[Task inputs — start]

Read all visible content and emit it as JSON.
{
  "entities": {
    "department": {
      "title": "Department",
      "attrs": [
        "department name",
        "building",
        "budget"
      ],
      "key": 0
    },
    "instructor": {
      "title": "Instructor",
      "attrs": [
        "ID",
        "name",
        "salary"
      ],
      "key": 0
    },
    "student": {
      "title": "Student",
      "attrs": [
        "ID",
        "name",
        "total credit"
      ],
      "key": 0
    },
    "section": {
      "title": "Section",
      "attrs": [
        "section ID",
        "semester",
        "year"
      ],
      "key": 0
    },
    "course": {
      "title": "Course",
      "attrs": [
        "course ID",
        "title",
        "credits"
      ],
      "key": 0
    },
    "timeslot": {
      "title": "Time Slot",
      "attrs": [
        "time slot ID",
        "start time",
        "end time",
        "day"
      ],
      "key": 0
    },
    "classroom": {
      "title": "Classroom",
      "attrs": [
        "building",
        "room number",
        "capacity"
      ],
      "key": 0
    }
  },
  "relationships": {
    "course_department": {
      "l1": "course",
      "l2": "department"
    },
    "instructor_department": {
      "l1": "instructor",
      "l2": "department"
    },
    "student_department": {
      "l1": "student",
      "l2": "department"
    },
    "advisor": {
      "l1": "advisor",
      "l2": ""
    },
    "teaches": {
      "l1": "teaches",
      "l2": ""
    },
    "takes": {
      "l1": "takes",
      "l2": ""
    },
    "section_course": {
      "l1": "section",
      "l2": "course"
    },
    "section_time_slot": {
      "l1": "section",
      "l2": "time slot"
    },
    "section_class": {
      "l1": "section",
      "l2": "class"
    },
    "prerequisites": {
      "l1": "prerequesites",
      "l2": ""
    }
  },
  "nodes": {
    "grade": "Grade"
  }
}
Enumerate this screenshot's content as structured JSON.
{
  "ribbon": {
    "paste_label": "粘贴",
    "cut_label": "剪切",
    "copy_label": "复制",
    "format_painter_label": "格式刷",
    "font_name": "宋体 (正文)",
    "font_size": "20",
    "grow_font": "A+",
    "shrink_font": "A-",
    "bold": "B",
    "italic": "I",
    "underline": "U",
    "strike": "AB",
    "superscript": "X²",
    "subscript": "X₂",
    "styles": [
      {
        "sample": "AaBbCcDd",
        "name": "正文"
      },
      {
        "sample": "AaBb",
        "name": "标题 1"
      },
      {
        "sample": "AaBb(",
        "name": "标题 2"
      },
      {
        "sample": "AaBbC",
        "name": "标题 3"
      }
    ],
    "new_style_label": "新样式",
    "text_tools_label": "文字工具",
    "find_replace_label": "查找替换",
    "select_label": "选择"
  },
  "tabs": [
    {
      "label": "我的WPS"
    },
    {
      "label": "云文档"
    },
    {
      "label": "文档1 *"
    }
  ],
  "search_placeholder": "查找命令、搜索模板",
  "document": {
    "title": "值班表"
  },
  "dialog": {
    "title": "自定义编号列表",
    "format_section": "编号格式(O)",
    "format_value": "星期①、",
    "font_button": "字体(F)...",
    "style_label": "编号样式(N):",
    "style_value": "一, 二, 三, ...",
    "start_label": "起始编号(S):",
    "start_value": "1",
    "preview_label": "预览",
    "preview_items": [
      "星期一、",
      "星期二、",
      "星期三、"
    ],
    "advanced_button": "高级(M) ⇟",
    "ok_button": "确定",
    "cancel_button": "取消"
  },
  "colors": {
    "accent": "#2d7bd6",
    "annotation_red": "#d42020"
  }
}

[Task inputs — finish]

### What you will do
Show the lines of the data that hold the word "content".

### Solution to this task
Read all visible content and emit it as JSON.
Enumerate this screenshot's content as structured JSON.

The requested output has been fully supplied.